With such a long and diverse history as the United Kingdom, there are bound to be a few skeletons in the closet. Explore the unique and ancient landscape, including castles and mystic forests, along your own folklore tour. While these stories may be a bit more on the side of legend, they are all steeped in history.
While London, Liverpool, Belfast and Oxford are all great cities for families to visit, loaded with eateries and activities for all ages, there are a few cities and towns on the outskirts, just a scenic drive from your downtown hotel.
The Fair Folk
You may have heard of the Fair Folk before since they have had a stronghold on culture in the United Kingdom throughout history, but, just to refresh your memory, legend has it fairies are not to be trusted. From stealing human infants, playing tricks and causing children to act out, Fairy Folk are believed to live on the Isle of Man, but underneath the world of the living — think of the upside down in Stranger Things.
Far out in the Irish Sea, the crossing known as the Fairy Bridge is part of a local Manx superstition where any passersby has to greet the Mooinjer Veggey, or little people, while passing through. Just a warm hello is expected for those crossing over the bridge, which you can see the locals doing quite often. Plenty of tours are available, detailing the myths, lore and history of the incredible locale.
The Dobhar Chu
While visiting Scotland, it wouldn’t be a trip without hearing some Loch Ness Monster stories. Watch out for signs of the beast known as Nessie and explore the lush, rich landscape it sometimes is known to roam. While you may be all too familiar with the Scottish monster, Ireland has one, too.
A bit more difficult to pronounce, the Dobhar Chu is the Loch Ness Monster of Ireland and has been rumored to live in the waters surrounding the British Isles and the Irish coast. Known to be slightly more aggressive than Nessie, Dobhar Chu has an appetite of the human variety

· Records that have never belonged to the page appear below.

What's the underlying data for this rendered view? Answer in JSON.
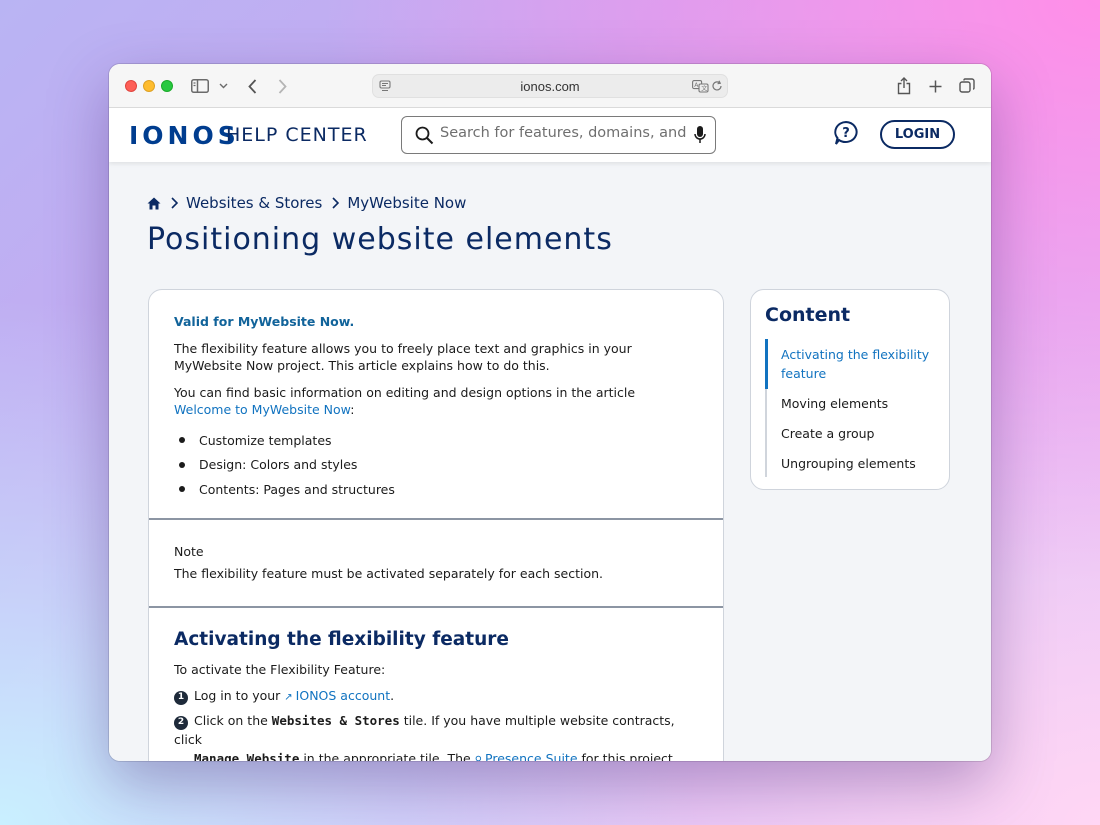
{
  "browser": {
    "url": "ionos.com"
  },
  "header": {
    "logo": "IONOS",
    "section_title": "HELP CENTER",
    "search_placeholder": "Search for features, domains, and help",
    "login_label": "LOGIN"
  },
  "breadcrumb": {
    "items": [
      "Websites & Stores",
      "MyWebsite Now"
    ]
  },
  "page_title": "Positioning website elements",
  "article": {
    "valid_for": "Valid for MyWebsite Now.",
    "intro_1": "The flexibility feature allows you to freely place text and graphics in your MyWebsite Now project. This article explains how to do this.",
    "intro_2_before": "You can find basic information on editing and design options in the article ",
    "intro_2_link": "Welcome to MyWebsite Now",
    "intro_2_after": ":",
    "bullets": [
      "Customize templates",
      "Design: Colors and styles",
      "Contents: Pages and structures"
    ],
    "note_label": "Note",
    "note_text": "The flexibility feature must be activated separately for each section.",
    "section_heading": "Activating the flexibility feature",
    "section_intro": "To activate the Flexibility Feature:",
    "step1_num": "1",
    "step1_before": "Log in to your ",
    "step1_link": "IONOS account",
    "step1_after": ".",
    "step2_num": "2",
    "step2_a": "Click on the ",
    "step2_code1": "Websites & Stores",
    "step2_b": " tile. If you have multiple website contracts, click",
    "step2_code2": "Manage Website",
    "step2_c": " in the appropriate tile. The ",
    "step2_link": "Presence Suite",
    "step2_d": " for this project opens."
  },
  "toc": {
    "title": "Content",
    "items": [
      "Activating the flexibility feature",
      "Moving elements",
      "Create a group",
      "Ungrouping elements"
    ]
  }
}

If you’re in the area, make a point to visit the Cornwall cemetery in Drummans. Look closely to spot the grave of Grace Connolly for an old grave with almost all other markings faded away —all but an illustration of the Dobhar Chu, her killer.
Merlin’s Oak, Carmarthen, Wales
One look at the landscape of Wales and it basically screams enchanted history. Once the home of Merlin, the wizard famous from the days of Arthur and the knights of the Round Table, the place definitely has some history.
The small town of Carmarthen, Wales, is said to be the childhood home of Merlin and the location where he once placed a spell on his favorite oak tree to protect it. The legend is said to protect Merlin’s tree along with the town — when one goes, so will the other. In more recent history, the town decided to remove the tree in 1978, when a flood struck, the worst in the town’s history. Visit Abergwili, Wales, and head to the Carmarthenshire County Museum to see the remaining branch from the famous tree.
The Black Shuck
An ominous, horrible storm hit Bungay, Suffolk, in 1577. During the horrible storm, locals took shelter in the town church, then struck by lightning. The strike caused the doors to blow open and legend has it a massive dog with glowing red eyes, who became known as the Black Shuck, appeared in the middle of the church. The dog terrorized the locals before eventually moving on to a neighboring town, said to experience the same thing.
Other dogs, presumably of the same litter, have been reportedly seen ever since in and around Suffolk. As recently as 1945, residents complained about the massive storms and eye-witness sightings of the big dog with red eyes.
After centuries of storytelling and passing down tales for generations, the varied landscape, deep countryside and eerie terrain may speak for itself. Plan a trip around the fairytales, folklore and old wives’ tales with the family.